■ Task directions ■
The expected output is the line with "What data populates" followed by every remaining line of the entries, all repeated exactly.

■ Records shown ■
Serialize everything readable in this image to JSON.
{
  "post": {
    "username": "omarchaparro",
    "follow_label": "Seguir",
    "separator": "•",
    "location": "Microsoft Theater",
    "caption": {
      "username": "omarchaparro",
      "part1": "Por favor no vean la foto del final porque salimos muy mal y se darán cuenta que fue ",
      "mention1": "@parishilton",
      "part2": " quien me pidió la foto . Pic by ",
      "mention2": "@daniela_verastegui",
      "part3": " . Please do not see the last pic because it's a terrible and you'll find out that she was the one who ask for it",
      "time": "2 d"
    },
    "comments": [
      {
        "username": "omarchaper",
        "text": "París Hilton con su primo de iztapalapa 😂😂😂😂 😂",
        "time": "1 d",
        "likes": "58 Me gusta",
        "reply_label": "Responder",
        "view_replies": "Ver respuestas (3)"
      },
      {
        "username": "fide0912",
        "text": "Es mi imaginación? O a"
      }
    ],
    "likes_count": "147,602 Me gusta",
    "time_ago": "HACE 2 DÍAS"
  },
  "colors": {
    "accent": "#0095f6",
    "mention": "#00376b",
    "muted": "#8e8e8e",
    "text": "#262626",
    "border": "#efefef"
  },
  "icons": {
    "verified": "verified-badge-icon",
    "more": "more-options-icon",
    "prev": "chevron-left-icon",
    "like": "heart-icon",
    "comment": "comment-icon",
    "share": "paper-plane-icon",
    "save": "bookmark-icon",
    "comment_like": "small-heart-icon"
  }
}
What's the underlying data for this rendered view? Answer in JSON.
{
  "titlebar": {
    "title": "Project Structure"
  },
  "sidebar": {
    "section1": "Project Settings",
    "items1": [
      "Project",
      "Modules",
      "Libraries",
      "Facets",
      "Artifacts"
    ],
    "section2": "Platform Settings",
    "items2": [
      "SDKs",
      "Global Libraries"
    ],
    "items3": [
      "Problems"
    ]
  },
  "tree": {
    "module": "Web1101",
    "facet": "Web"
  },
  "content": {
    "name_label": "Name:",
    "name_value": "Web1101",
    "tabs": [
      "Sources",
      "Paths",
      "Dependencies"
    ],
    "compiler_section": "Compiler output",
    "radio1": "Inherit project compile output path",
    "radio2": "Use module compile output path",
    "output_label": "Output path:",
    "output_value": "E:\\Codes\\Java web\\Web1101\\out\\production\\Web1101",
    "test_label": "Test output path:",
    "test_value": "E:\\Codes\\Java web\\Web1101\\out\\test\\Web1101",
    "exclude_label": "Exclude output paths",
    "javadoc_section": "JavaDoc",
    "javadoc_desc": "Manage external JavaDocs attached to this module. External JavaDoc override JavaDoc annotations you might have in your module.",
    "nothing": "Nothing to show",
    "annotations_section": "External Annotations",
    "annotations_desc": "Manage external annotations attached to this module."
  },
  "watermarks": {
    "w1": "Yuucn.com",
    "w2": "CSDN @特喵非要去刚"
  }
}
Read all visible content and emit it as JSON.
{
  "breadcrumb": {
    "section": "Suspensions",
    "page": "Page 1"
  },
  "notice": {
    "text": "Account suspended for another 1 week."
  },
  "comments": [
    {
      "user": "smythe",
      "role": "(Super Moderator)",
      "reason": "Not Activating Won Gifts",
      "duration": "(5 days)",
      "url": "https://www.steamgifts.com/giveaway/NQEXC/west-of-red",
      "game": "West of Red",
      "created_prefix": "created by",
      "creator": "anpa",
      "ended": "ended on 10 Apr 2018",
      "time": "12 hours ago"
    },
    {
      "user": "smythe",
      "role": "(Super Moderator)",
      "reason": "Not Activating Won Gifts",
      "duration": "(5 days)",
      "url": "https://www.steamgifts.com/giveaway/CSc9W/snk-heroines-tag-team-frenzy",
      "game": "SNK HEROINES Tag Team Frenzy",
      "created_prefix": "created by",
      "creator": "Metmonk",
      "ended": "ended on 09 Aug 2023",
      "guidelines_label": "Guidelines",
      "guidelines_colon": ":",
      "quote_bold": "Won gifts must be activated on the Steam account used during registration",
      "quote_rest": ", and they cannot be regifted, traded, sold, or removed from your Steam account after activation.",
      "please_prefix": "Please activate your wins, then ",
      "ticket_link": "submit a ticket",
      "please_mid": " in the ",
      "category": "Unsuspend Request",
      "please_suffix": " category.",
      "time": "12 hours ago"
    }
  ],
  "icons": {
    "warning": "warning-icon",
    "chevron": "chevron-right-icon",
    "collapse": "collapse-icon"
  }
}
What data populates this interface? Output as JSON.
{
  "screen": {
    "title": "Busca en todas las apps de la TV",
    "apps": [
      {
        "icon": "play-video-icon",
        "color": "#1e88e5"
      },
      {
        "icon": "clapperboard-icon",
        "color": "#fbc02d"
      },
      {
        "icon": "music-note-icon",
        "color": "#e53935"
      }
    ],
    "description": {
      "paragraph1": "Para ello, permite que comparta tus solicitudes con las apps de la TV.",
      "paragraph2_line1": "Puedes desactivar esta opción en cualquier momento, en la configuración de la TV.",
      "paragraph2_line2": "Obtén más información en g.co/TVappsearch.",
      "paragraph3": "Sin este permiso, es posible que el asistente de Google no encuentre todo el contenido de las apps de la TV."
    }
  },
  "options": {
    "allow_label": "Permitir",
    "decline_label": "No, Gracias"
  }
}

■ Problem solution ■
What data populates this interface? Output as JSON.
{
  "screen": {
    "title": "Busca en todas las apps de la TV",
    "apps": [
      {
        "icon": "play-video-icon",
        "color": "#1e88e5"
      },
      {
        "icon": "clapperboard-icon",
        "color": "#fbc02d"
      },
      {
        "icon": "music-note-icon",
        "color": "#e53935"
      }
    ],
    "description": {
      "paragraph1": "Para ello, permite que comparta tus solicitudes con las apps de la TV.",
      "paragraph2_line1": "Puedes desactivar esta opción en cualquier momento, en la configuración de la TV.",
      "paragraph2_line2": "Obtén más información en g.co/TVappsearch.",
      "paragraph3": "Sin este permiso, es posible que el asistente de Google no encuentre todo el contenido de las apps de la TV."
    }
  },
  "options": {
    "allow_label": "Permitir",
    "decline_label": "No, Gracias"
  }
}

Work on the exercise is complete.